• TASK ITEM: Could you show each line of the records that contains the word "label"?

Web page and app entries:
# # # # # # #

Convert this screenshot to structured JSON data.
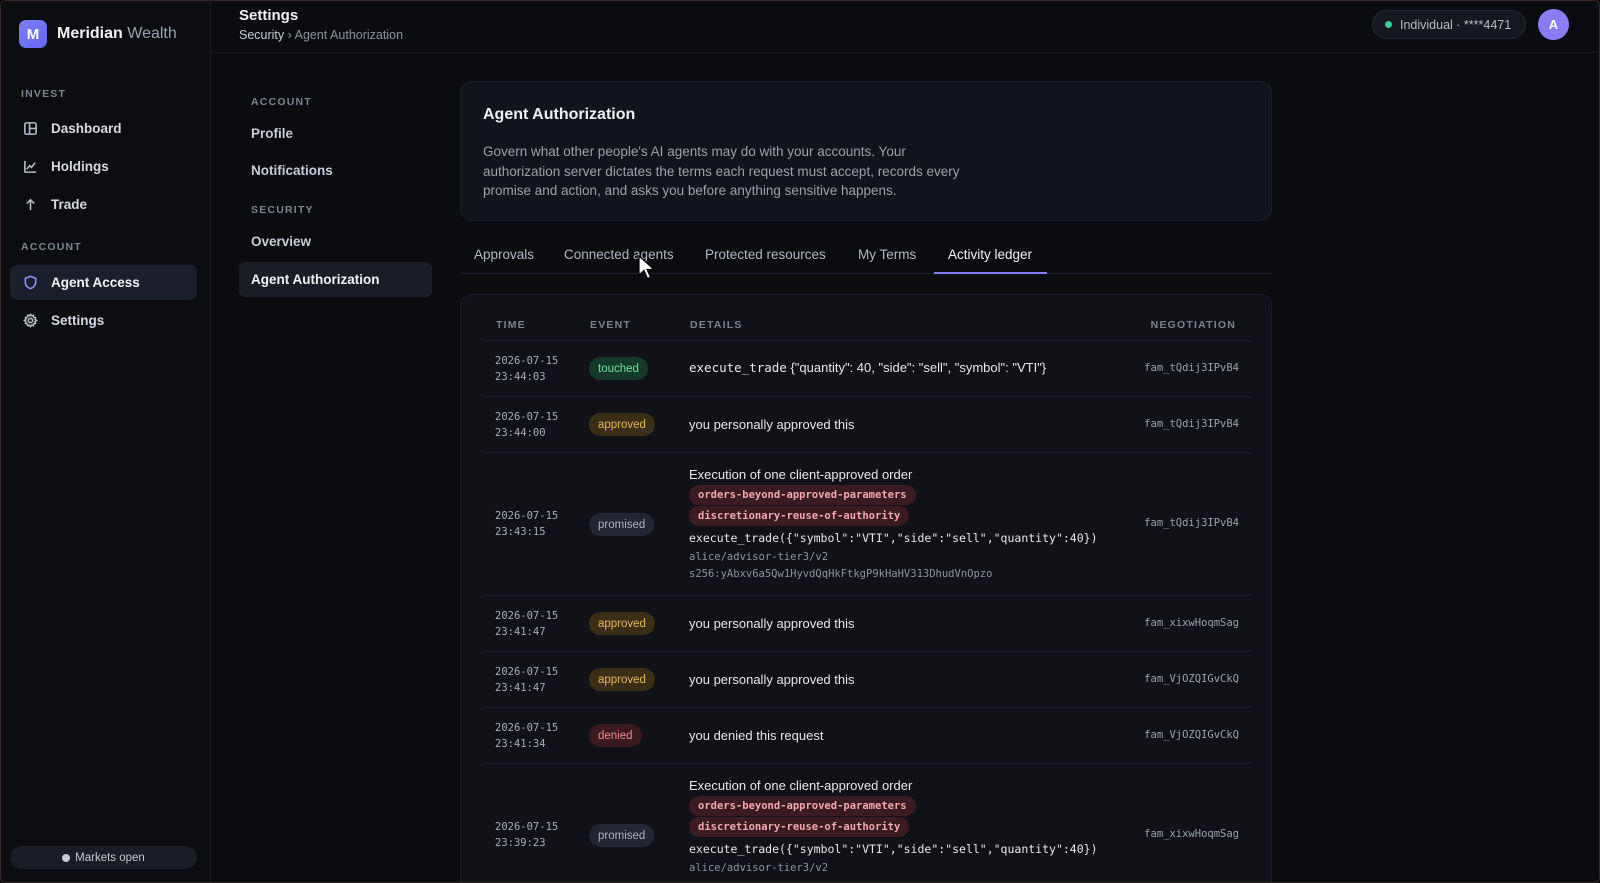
{
  "brand": {
    "logo_letter": "M",
    "name": "Meridian",
    "sub": "Wealth"
  },
  "sidebar": {
    "sections": [
      {
        "label": "INVEST",
        "items": [
          {
            "label": "Dashboard",
            "icon": "dashboard-icon"
          },
          {
            "label": "Holdings",
            "icon": "chart-line-icon"
          },
          {
            "label": "Trade",
            "icon": "arrow-up-icon"
          }
        ]
      },
      {
        "label": "ACCOUNT",
        "items": [
          {
            "label": "Agent Access",
            "icon": "shield-icon",
            "active": true
          },
          {
            "label": "Settings",
            "icon": "gear-icon"
          }
        ]
      }
    ],
    "markets_status": "Markets open"
  },
  "topbar": {
    "title": "Settings",
    "breadcrumb_first": "Security",
    "breadcrumb_sep": "›",
    "breadcrumb_current": "Agent Authorization",
    "account": "Individual · ****4471",
    "avatar_letter": "A"
  },
  "settings_nav": {
    "sections": [
      {
        "label": "ACCOUNT",
        "items": [
          "Profile",
          "Notifications"
        ]
      },
      {
        "label": "SECURITY",
        "items": [
          "Overview",
          "Agent Authorization"
        ]
      }
    ],
    "active": "Agent Authorization"
  },
  "intro": {
    "title": "Agent Authorization",
    "description": "Govern what other people's AI agents may do with your accounts. Your authorization server dictates the terms each request must accept, records every promise and action, and asks you before anything sensitive happens."
  },
  "tabs": [
    "Approvals",
    "Connected agents",
    "Protected resources",
    "My Terms",
    "Activity ledger"
  ],
  "active_tab": "Activity ledger",
  "ledger": {
    "headers": {
      "time": "TIME",
      "event": "EVENT",
      "details": "DETAILS",
      "negotiation": "NEGOTIATION"
    },
    "rows": [
      {
        "date": "2026-07-15",
        "time": "23:44:03",
        "event": "touched",
        "detail_mono": "execute_trade",
        "detail_text": " {\"quantity\": 40, \"side\": \"sell\", \"symbol\": \"VTI\"}",
        "negotiation": "fam_tQdij3IPvB4"
      },
      {
        "date": "2026-07-15",
        "time": "23:44:00",
        "event": "approved",
        "detail_text": "you personally approved this",
        "negotiation": "fam_tQdij3IPvB4"
      },
      {
        "date": "2026-07-15",
        "time": "23:43:15",
        "event": "promised",
        "detail_title": "Execution of one client-approved order",
        "tags": [
          "orders-beyond-approved-parameters",
          "discretionary-reuse-of-authority"
        ],
        "call": "execute_trade({\"symbol\":\"VTI\",\"side\":\"sell\",\"quantity\":40})",
        "agent": "alice/advisor-tier3/v2",
        "hash": "s256:yAbxv6a5Qw1HyvdQqHkFtkgP9kHaHV313DhudVnOpzo",
        "negotiation": "fam_tQdij3IPvB4"
      },
      {
        "date": "2026-07-15",
        "time": "23:41:47",
        "event": "approved",
        "detail_text": "you personally approved this",
        "negotiation": "fam_xixwHoqmSag"
      },
      {
        "date": "2026-07-15",
        "time": "23:41:47",
        "event": "approved",
        "detail_text": "you personally approved this",
        "negotiation": "fam_VjOZQIGvCkQ"
      },
      {
        "date": "2026-07-15",
        "time": "23:41:34",
        "event": "denied",
        "detail_text": "you denied this request",
        "negotiation": "fam_VjOZQIGvCkQ"
      },
      {
        "date": "2026-07-15",
        "time": "23:39:23",
        "event": "promised",
        "detail_title": "Execution of one client-approved order",
        "tags": [
          "orders-beyond-approved-parameters",
          "discretionary-reuse-of-authority"
        ],
        "call": "execute_trade({\"symbol\":\"VTI\",\"side\":\"sell\",\"quantity\":40})",
        "agent": "alice/advisor-tier3/v2",
        "negotiation": "fam_xixwHoqmSag"
      }
    ]
  }
}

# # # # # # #

• WRITTEN REPLY:
        "label": "INVEST",
            "label": "Dashboard",
            "label": "Holdings",
            "label": "Trade",
        "label": "ACCOUNT",
            "label": "Agent Access",
            "label": "Settings",
        "label": "ACCOUNT",
        "label": "SECURITY",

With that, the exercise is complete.